(Recorded data)
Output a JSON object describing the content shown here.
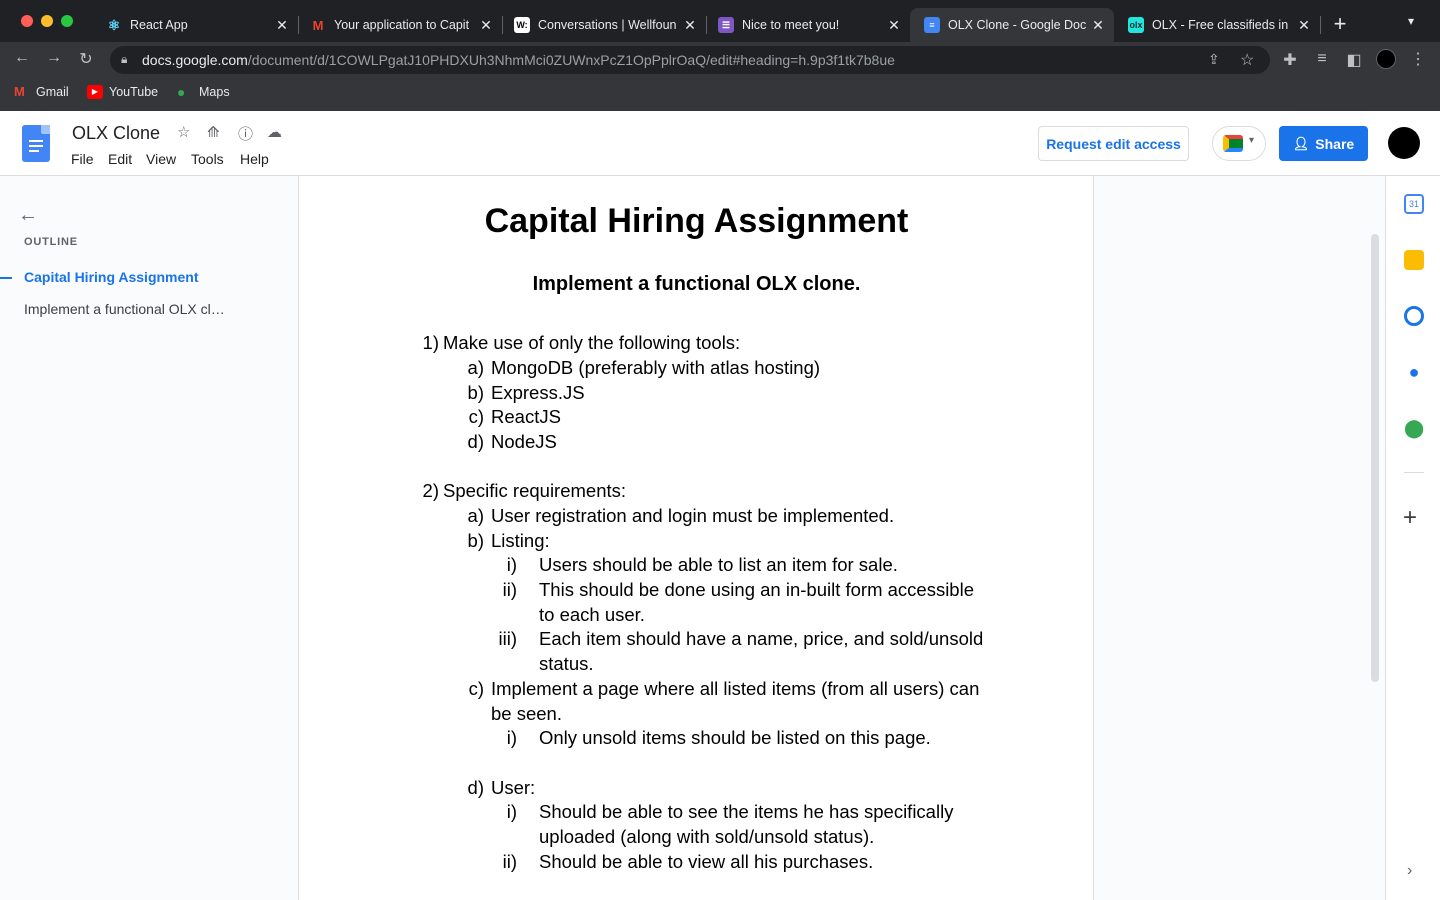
{
  "browser": {
    "tabs": [
      {
        "title": "React App",
        "icon": "react-icon",
        "color": "#61dafb"
      },
      {
        "title": "Your application to Capit",
        "icon": "gmail-icon",
        "color": "#ea4335"
      },
      {
        "title": "Conversations | Wellfoun",
        "icon": "wellfound-icon",
        "color": "#ffffff"
      },
      {
        "title": "Nice to meet you!",
        "icon": "form-icon",
        "color": "#7e57c2"
      },
      {
        "title": "OLX Clone - Google Doc",
        "icon": "docs-icon",
        "color": "#4285f4",
        "active": true
      },
      {
        "title": "OLX - Free classifieds in",
        "icon": "olx-icon",
        "color": "#23e5db"
      }
    ],
    "new_tab": "+",
    "url_host": "docs.google.com",
    "url_path": "/document/d/1COWLPgatJ10PHDXUh3NhmMci0ZUWnxPcZ1OpPplrOaQ/edit#heading=h.9p3f1tk7b8ue",
    "bookmarks": [
      "Gmail",
      "YouTube",
      "Maps"
    ]
  },
  "docs": {
    "title": "OLX Clone",
    "menu": [
      "File",
      "Edit",
      "View",
      "Tools",
      "Help"
    ],
    "request_edit": "Request edit access",
    "share": "Share"
  },
  "outline": {
    "label": "OUTLINE",
    "items": [
      "Capital Hiring Assignment",
      "Implement a functional OLX cl…"
    ]
  },
  "document": {
    "h1": "Capital Hiring Assignment",
    "h2": "Implement a functional OLX clone.",
    "lines": [
      {
        "m": "1)",
        "t": "Make use of only the following tools:"
      },
      {
        "m": "a)",
        "t": "MongoDB (preferably with atlas hosting)"
      },
      {
        "m": "b)",
        "t": "Express.JS"
      },
      {
        "m": "c)",
        "t": "ReactJS"
      },
      {
        "m": "d)",
        "t": "NodeJS"
      },
      {
        "m": "2)",
        "t": "Specific requirements:"
      },
      {
        "m": "a)",
        "t": "User registration and login must be implemented."
      },
      {
        "m": "b)",
        "t": "Listing:"
      },
      {
        "m": "i)",
        "t": "Users should be able to list an item for sale."
      },
      {
        "m": "ii)",
        "t": "This should be done using an in-built form accessible"
      },
      {
        "m": "",
        "t": "to each user."
      },
      {
        "m": "iii)",
        "t": "Each item should have a name, price, and sold/unsold"
      },
      {
        "m": "",
        "t": "status."
      },
      {
        "m": "c)",
        "t": "Implement a page where all listed items (from all users) can"
      },
      {
        "m": "",
        "t": "be seen."
      },
      {
        "m": "i)",
        "t": " Only unsold items should be listed on this page."
      },
      {
        "m": "d)",
        "t": "User:"
      },
      {
        "m": "i)",
        "t": "Should be able to see the items he has specifically"
      },
      {
        "m": "",
        "t": "uploaded (along with sold/unsold status)."
      },
      {
        "m": "ii)",
        "t": "Should be able to view all his purchases."
      }
    ]
  },
  "colors": {
    "accent": "#1a73e8",
    "chrome": "#202124",
    "toolbar": "#35363a"
  }
}
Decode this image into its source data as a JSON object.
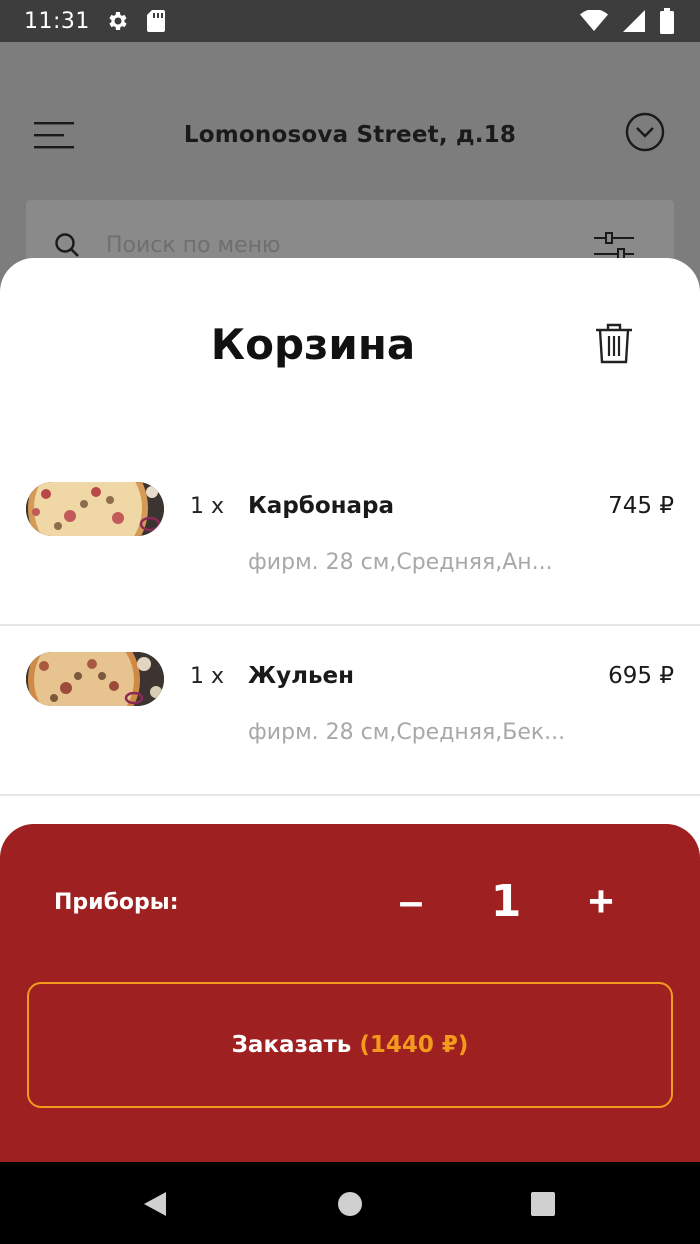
{
  "status_bar": {
    "time": "11:31",
    "icons": [
      "settings-icon",
      "sd-card-icon",
      "wifi-icon",
      "signal-icon",
      "battery-icon"
    ]
  },
  "header": {
    "address": "Lomonosova Street, д.18"
  },
  "search": {
    "placeholder": "Поиск по меню"
  },
  "cart": {
    "title": "Корзина",
    "items": [
      {
        "qty": "1 x",
        "name": "Карбонара",
        "price": "745 ₽",
        "desc": "фирм. 28 см,Средняя,Ан..."
      },
      {
        "qty": "1 x",
        "name": "Жульен",
        "price": "695 ₽",
        "desc": "фирм. 28 см,Средняя,Бек..."
      }
    ]
  },
  "order": {
    "cutlery_label": "Приборы:",
    "minus": "–",
    "count": "1",
    "plus": "+",
    "button_label": "Заказать",
    "button_total": "(1440 ₽)"
  },
  "colors": {
    "accent_red": "#9e2020",
    "accent_orange": "#f39a1d"
  }
}
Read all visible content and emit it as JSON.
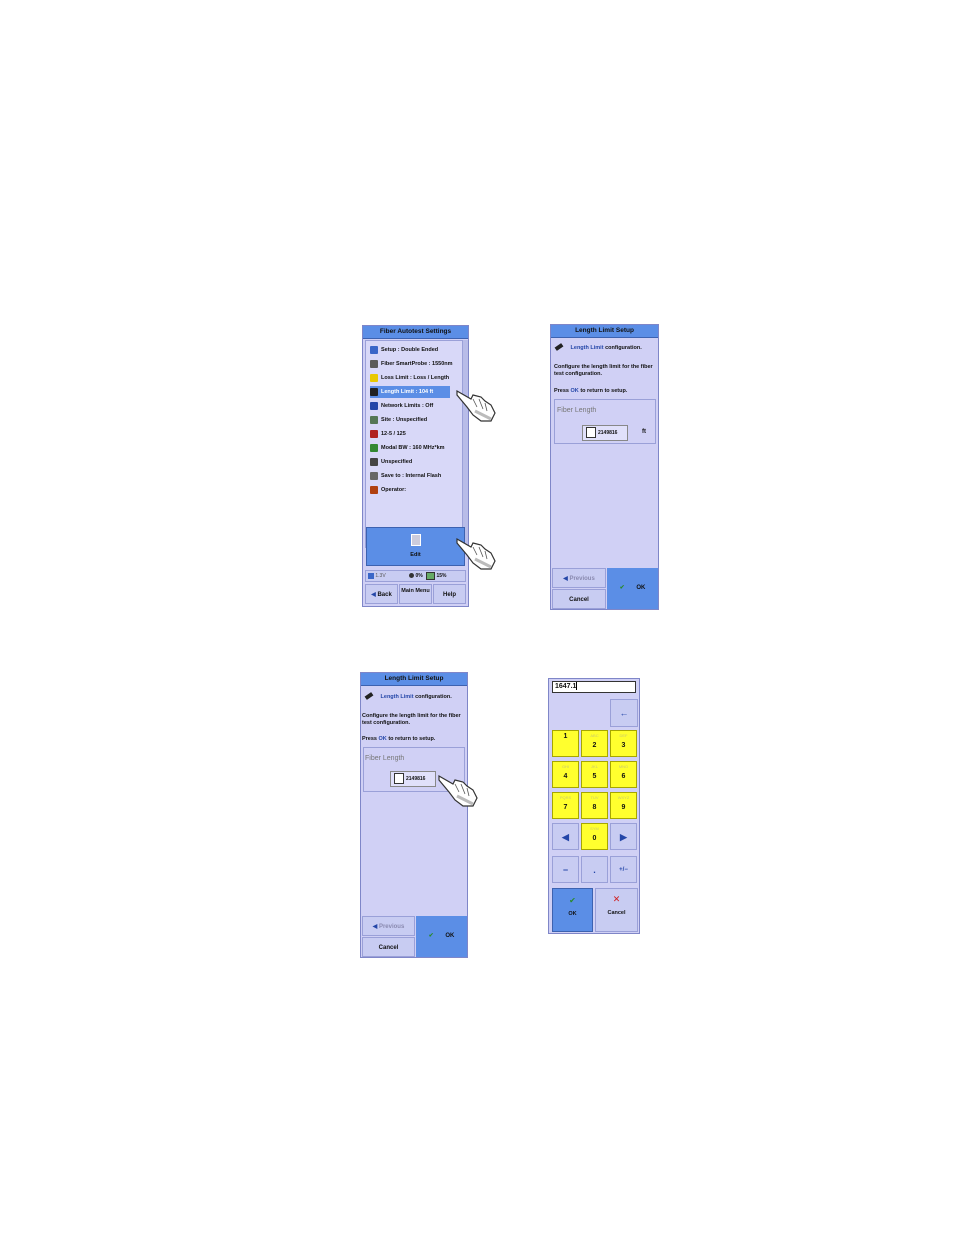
{
  "panel1": {
    "title": "Fiber Autotest Settings",
    "items": [
      {
        "label": "Setup : Double Ended",
        "icon": "setup-icon",
        "color": "#3a66c8"
      },
      {
        "label": "Fiber SmartProbe : 1550nm",
        "icon": "probe-icon",
        "color": "#5a5a5a"
      },
      {
        "label": "Loss Limit : Loss / Length",
        "icon": "loss-limit-icon",
        "color": "#e8c800"
      },
      {
        "label": "Length Limit : 104 ft",
        "icon": "length-limit-icon",
        "color": "#222222"
      },
      {
        "label": "Network Limits : Off",
        "icon": "network-icon",
        "color": "#2446a8"
      },
      {
        "label": "Site : Unspecified",
        "icon": "site-icon",
        "color": "#557755"
      },
      {
        "label": "12-5 / 125",
        "icon": "fiber-type-icon",
        "color": "#b02020"
      },
      {
        "label": "Modal BW : 160 MHz*km",
        "icon": "modal-icon",
        "color": "#338833"
      },
      {
        "label": "Unspecified",
        "icon": "doc-icon",
        "color": "#444444"
      },
      {
        "label": "Save to : Internal Flash",
        "icon": "save-icon",
        "color": "#666666"
      },
      {
        "label": "Operator:",
        "icon": "operator-icon",
        "color": "#b04010"
      }
    ],
    "edit_label": "Edit",
    "status_left": "1.3V",
    "status_mid": "0%",
    "status_right": "15%",
    "back_label": "Back",
    "main_menu_label": "Main Menu",
    "help_label": "Help"
  },
  "panel2": {
    "title": "Length Limit Setup",
    "intro_link": "Length Limit",
    "intro_rest": "configuration.",
    "instruction": "Configure the length limit for the fiber test configuration.",
    "press_pre": "Press",
    "press_ok": "OK",
    "press_post": "to return to setup.",
    "field_label": "Fiber Length",
    "field_value": "2149816",
    "unit": "ft",
    "previous_label": "Previous",
    "cancel_label": "Cancel",
    "ok_label": "OK"
  },
  "panel3": {
    "title": "Length Limit Setup",
    "intro_link": "Length Limit",
    "intro_rest": "configuration.",
    "instruction": "Configure the length limit for the fiber test configuration.",
    "press_pre": "Press",
    "press_ok": "OK",
    "press_post": "to return to setup.",
    "field_label": "Fiber Length",
    "field_value": "2149816",
    "previous_label": "Previous",
    "cancel_label": "Cancel",
    "ok_label": "OK"
  },
  "keypad": {
    "input_value": "1647.1",
    "backspace": "←",
    "keys": [
      {
        "main": "1",
        "sub": ""
      },
      {
        "main": "2",
        "sub": "ABC"
      },
      {
        "main": "3",
        "sub": "DEF"
      },
      {
        "main": "4",
        "sub": "GHI"
      },
      {
        "main": "5",
        "sub": "JKL"
      },
      {
        "main": "6",
        "sub": "MNO"
      },
      {
        "main": "7",
        "sub": "PQRS"
      },
      {
        "main": "8",
        "sub": "TUV"
      },
      {
        "main": "9",
        "sub": "WXYZ"
      },
      {
        "main": "0",
        "sub": "SYM"
      }
    ],
    "left": "◀",
    "right": "▶",
    "minus": "−",
    "dot": ".",
    "plusminus": "+/−",
    "ok_label": "OK",
    "cancel_label": "Cancel"
  },
  "colors": {
    "title_bar": "#5b8ee6",
    "panel_bg": "#d0d0f5",
    "key_yellow": "#ffff2e",
    "link_blue": "#2446a8",
    "cancel_red": "#d02020"
  }
}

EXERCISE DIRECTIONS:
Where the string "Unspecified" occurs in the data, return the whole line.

ANSWER TO THIS TASK:
        "label": "Site : Unspecified",
        "label": "Unspecified",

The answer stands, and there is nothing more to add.